The Call of Judgment

     The last great call from God is the call of judgment.  “But why do you judge your brother? Or why do you show contempt for your brother? For we shall all stand before the judgment seat of Christ.  For it is written: ‘As I live, says the Lord, every knee shall bow to Me, and every tongue shall confess to God.’  So then each of us shall give account of himself to God” (Romans 14:10-12).  “For we must all appear before the judgment seat of Christ, that each one may receive the things done in the body, according to what he has done, whether good or bad” (2 Corinthians 5:10).  These verses speak of the universal nature of this call.  Some have suggested that perhaps Christians will simply bypass judgment and slip directly into heaven, but the Bible teaches that everyone—including you and me—will be present at the judgment.  Remember that the Hebrew writer said that it is appointed for men to die once and after this the judgment.

Even those in Old Testament days knew that there will be a final judgment.  Solomon wrote, “Let us hear the conclusion of the whole matter: Fear God and keep His commandments, for this is man’s all.  For God will bring every work into judgment, including every secret thing, whether good or evil” (Ecclesiastes 12:13-14).  Here we learn the basis for this judgment—God will examine every work, including even the secret things, whether good or evil so that each one will receive a reward or punishment based on the things done in the body, according to what he has done, whether good or bad.  “Each of us shall give account of himself to God.”

Jesus also spoke about this coming judgment.  “He who rejects Me, and does not receive My words, has that which judges him—the word that I have spoken will judge him in the last day” (John 12:48).  Here we learn both the standard and the time for judgment.  The standard will be the word of Christ.  The things which we have done will be compared to the teachings of Christ, and we shall be judged accordingly.  The time will be “the last day.”  We do not know exactly when that will be, but it will occur after the second coming of Christ, the general resurrection of the dead, and the destruction of the earth.  Again, Jesus calls it “the last day.”
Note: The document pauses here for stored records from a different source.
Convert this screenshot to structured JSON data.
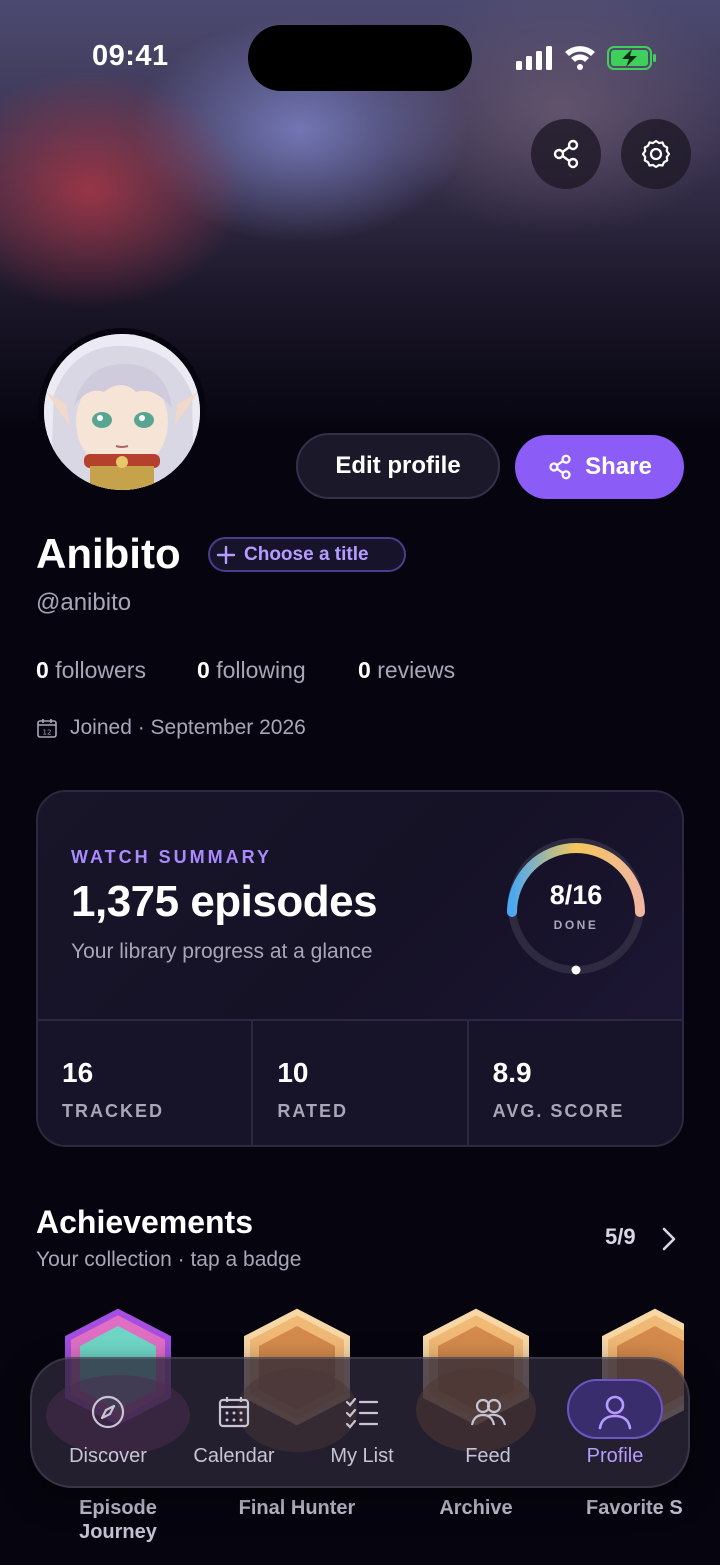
{
  "status_bar": {
    "time": "09:41"
  },
  "header_actions": {
    "share_icon": "share-icon",
    "settings_icon": "gear-icon"
  },
  "profile": {
    "name": "Anibito",
    "handle": "@anibito",
    "title_chip": "Choose a title",
    "edit_label": "Edit profile",
    "share_label": "Share",
    "followers_count": "0",
    "followers_label": "followers",
    "following_count": "0",
    "following_label": "following",
    "reviews_count": "0",
    "reviews_label": "reviews",
    "joined": "Joined · September 2026"
  },
  "watch_summary": {
    "eyebrow": "WATCH SUMMARY",
    "episodes": "1,375 episodes",
    "subtitle": "Your library progress at a glance",
    "ring_value": "8/16",
    "ring_label": "DONE",
    "ring_progress": 0.5,
    "stats": [
      {
        "value": "16",
        "label": "TRACKED"
      },
      {
        "value": "10",
        "label": "RATED"
      },
      {
        "value": "8.9",
        "label": "AVG. SCORE"
      }
    ]
  },
  "achievements": {
    "title": "Achievements",
    "subtitle": "Your collection · tap a badge",
    "count": "5/9",
    "badges": [
      {
        "name_line1": "Episode",
        "name_line2": "Journey"
      },
      {
        "name_line1": "Final Hunter"
      },
      {
        "name_line1": "Archive"
      },
      {
        "name_line1": "Favorite S"
      }
    ]
  },
  "tabbar": {
    "tabs": [
      {
        "label": "Discover",
        "icon": "compass-icon"
      },
      {
        "label": "Calendar",
        "icon": "calendar-icon"
      },
      {
        "label": "My List",
        "icon": "checklist-icon"
      },
      {
        "label": "Feed",
        "icon": "people-icon"
      },
      {
        "label": "Profile",
        "icon": "person-icon",
        "active": true
      }
    ]
  },
  "colors": {
    "accent": "#8b5cf6",
    "accent_light": "#b69cff",
    "background": "#06050f"
  }
}
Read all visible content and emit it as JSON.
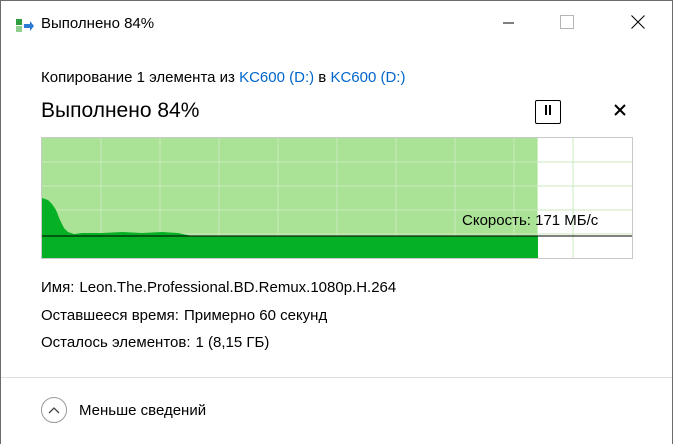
{
  "window": {
    "title": "Выполнено 84%"
  },
  "header": {
    "copy_prefix": "Копирование 1 элемента из",
    "source": "KC600 (D:)",
    "copy_middle": "в",
    "destination": "KC600 (D:)",
    "progress_title": "Выполнено 84%",
    "progress_percent": 84
  },
  "graph": {
    "speed_label": "Скорость: 171 МБ/с",
    "colors": {
      "fill_done": "#abe396",
      "fill_speed": "#06b025",
      "grid": "#c9e9bd",
      "line": "#000000"
    }
  },
  "details": {
    "name_label": "Имя:",
    "name_value": "Leon.The.Professional.BD.Remux.1080p.H.264",
    "time_label": "Оставшееся время:",
    "time_value": "Примерно 60 секунд",
    "items_label": "Осталось элементов:",
    "items_value": "1 (8,15 ГБ)"
  },
  "footer": {
    "toggle_label": "Меньше сведений",
    "icon": "chevron-up-icon"
  },
  "icons": {
    "app": "copy-file-icon",
    "minimize": "minimize-icon",
    "maximize": "maximize-icon",
    "close": "close-icon",
    "pause": "pause-icon",
    "cancel": "cancel-icon"
  }
}
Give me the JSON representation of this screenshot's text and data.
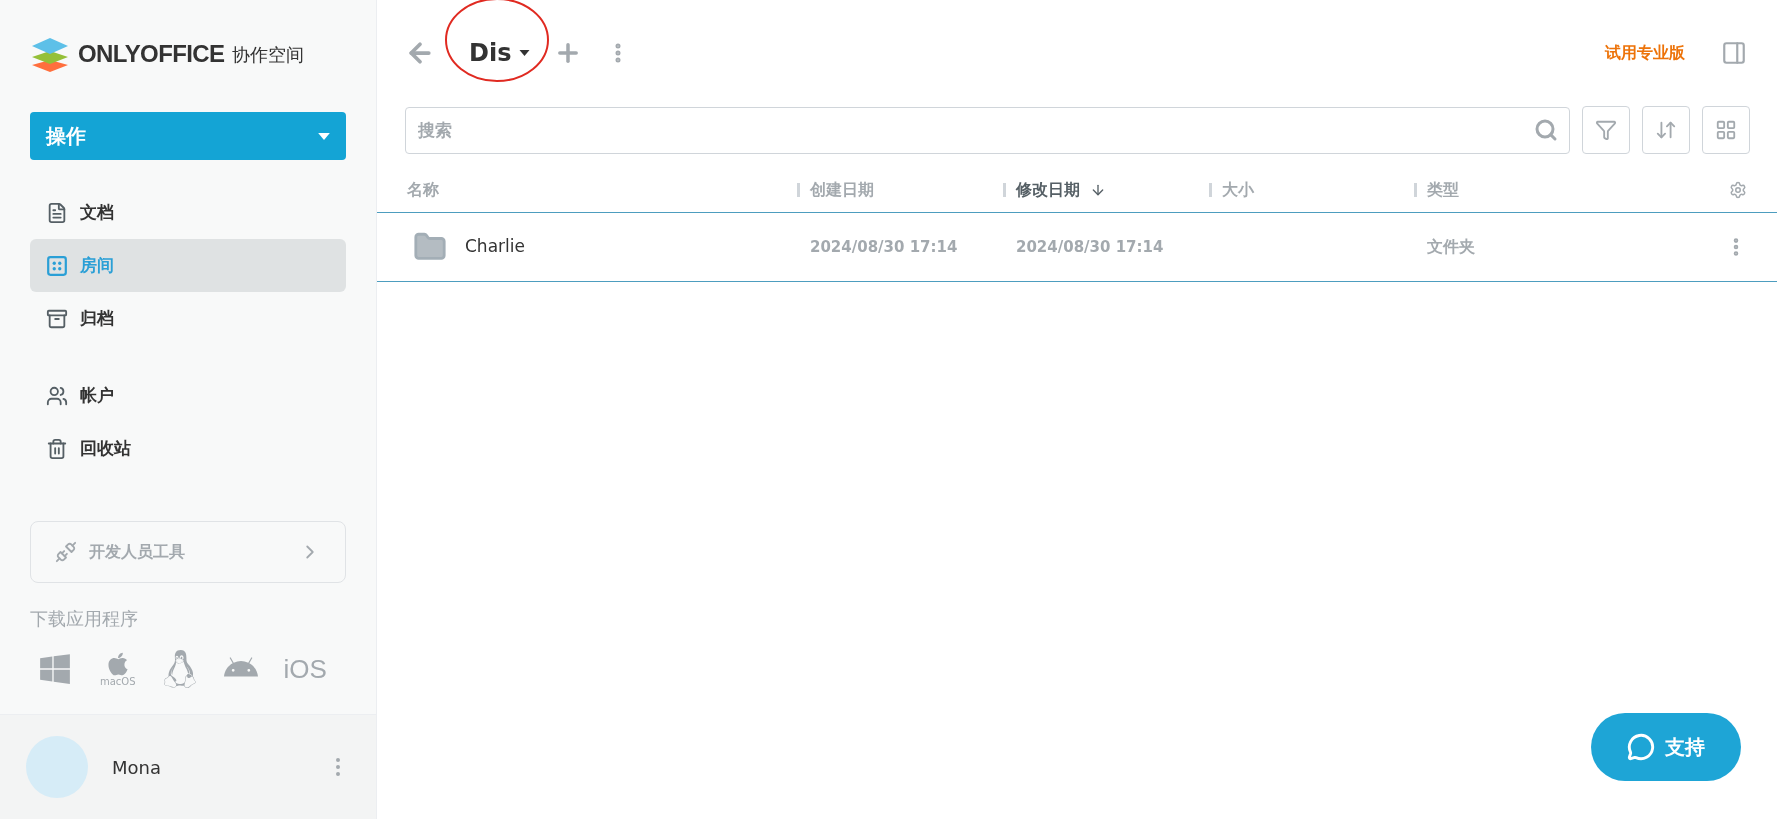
{
  "logo": {
    "brand": "ONLYOFFICE",
    "product": "协作空间"
  },
  "actions_button": {
    "label": "操作"
  },
  "nav_main": [
    {
      "kind": "documents",
      "label": "文档",
      "selected": false
    },
    {
      "kind": "rooms",
      "label": "房间",
      "selected": true
    },
    {
      "kind": "archive",
      "label": "归档",
      "selected": false
    }
  ],
  "nav_other": [
    {
      "kind": "accounts",
      "label": "帐户",
      "selected": false
    },
    {
      "kind": "trash",
      "label": "回收站",
      "selected": false
    }
  ],
  "developer_tools": {
    "label": "开发人员工具"
  },
  "download": {
    "title": "下载应用程序",
    "platforms": [
      {
        "kind": "windows"
      },
      {
        "kind": "macos",
        "label": "macOS"
      },
      {
        "kind": "linux"
      },
      {
        "kind": "android"
      },
      {
        "kind": "ios",
        "label": "iOS"
      }
    ]
  },
  "user": {
    "name": "Mona"
  },
  "header": {
    "title": "Dis",
    "trial_link": "试用专业版"
  },
  "search": {
    "placeholder": "搜索"
  },
  "table": {
    "columns": [
      {
        "label": "名称",
        "sorted": false
      },
      {
        "label": "创建日期",
        "sorted": false
      },
      {
        "label": "修改日期",
        "sorted": true
      },
      {
        "label": "大小",
        "sorted": false
      },
      {
        "label": "类型",
        "sorted": false
      }
    ],
    "rows": [
      {
        "name": "Charlie",
        "created": "2024/08/30 17:14",
        "modified": "2024/08/30 17:14",
        "type": "文件夹"
      }
    ]
  },
  "support_button": {
    "label": "支持"
  }
}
And Paul talked about the judgment.  “Truly, these times of ignorance God overlooked, but now commands all men everywhere to repent, because He has appointed a day on which He will judge the world in righteousness by the Man whom He has ordained. He has given assurance of this to all by raising Him from the dead” (Acts 17:30-31).  Here we learn both who the judge will be and the assurance of judgment.  Paul said that God has appointed a day on which He will judge the world in righteousness, but He will do so by the Man whom He has ordained, who, of course, is His Son Jesus Christ.  And just as surely as Jesus was raised from the dead, so we can be assured that judgment will come.

Someday, everyone will hear the call of death and the call of the resurrection, except for those alive at Christ’s return, and even they will hear the call to be changed and to rise to meet the Lord in the air.  Then all of us will hear the call of judgment.  The only way to be prepared for those calls is to hear and respond to the call of the gospel in obedience to God’s will.  “For the time has come for judgment to begin at the house of God; and if it begins with us first, what will be the end of those who do not obey the gospel of God?” (1 Peter 4:17).

—taken from Faith and Facts Quarterly; October, 2016; Volume 43, Number 4; pp. 63-73